Excerpts from an interface dataset:

══════════

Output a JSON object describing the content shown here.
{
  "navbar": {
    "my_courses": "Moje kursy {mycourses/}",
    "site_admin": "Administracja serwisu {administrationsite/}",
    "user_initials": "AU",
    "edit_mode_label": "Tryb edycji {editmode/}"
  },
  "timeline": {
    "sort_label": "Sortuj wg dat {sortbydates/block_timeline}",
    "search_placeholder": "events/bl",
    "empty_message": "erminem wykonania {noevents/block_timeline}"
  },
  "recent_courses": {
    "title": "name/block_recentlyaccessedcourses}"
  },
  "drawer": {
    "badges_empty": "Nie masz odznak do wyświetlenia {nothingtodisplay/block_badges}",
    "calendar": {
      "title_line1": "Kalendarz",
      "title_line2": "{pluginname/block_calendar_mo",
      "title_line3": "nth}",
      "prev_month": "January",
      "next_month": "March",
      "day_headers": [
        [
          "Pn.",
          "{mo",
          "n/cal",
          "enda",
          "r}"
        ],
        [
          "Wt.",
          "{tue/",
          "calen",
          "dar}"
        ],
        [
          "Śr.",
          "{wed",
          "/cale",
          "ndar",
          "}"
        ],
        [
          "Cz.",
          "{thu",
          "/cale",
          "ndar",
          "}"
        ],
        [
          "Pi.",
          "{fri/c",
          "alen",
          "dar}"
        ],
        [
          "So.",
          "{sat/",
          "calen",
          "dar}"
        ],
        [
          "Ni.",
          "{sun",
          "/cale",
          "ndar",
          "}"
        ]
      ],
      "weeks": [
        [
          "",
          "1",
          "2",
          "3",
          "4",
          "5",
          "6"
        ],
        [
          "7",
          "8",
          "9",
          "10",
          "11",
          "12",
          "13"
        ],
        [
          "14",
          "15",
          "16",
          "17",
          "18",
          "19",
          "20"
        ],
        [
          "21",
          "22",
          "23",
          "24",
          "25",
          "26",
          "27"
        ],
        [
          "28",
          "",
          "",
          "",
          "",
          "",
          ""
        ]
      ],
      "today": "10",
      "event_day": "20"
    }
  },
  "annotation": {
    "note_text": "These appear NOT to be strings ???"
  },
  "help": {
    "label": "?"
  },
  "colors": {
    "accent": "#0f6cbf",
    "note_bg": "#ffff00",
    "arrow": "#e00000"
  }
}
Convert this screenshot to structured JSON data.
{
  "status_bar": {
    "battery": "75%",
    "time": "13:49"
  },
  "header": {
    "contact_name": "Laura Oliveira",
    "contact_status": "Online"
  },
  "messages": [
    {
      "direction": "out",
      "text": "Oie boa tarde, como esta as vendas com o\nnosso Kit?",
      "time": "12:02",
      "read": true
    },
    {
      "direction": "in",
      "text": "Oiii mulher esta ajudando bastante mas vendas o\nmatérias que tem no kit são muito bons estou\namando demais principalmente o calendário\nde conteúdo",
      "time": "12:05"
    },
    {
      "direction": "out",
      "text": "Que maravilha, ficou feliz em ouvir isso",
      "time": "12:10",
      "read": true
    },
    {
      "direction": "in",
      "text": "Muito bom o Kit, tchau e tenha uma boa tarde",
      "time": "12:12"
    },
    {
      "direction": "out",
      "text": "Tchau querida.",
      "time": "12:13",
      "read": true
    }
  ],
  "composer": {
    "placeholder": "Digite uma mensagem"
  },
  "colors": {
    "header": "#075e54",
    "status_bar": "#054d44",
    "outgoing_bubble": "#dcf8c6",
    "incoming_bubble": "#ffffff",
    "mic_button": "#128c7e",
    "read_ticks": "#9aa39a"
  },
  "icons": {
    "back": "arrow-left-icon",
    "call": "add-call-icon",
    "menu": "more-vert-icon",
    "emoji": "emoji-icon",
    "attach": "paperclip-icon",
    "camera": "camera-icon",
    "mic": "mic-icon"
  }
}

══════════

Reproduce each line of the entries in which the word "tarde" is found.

      "text": "Oie boa tarde, como esta as vendas com o\nnosso Kit?",
      "text": "Muito bom o Kit, tchau e tenha uma boa tarde",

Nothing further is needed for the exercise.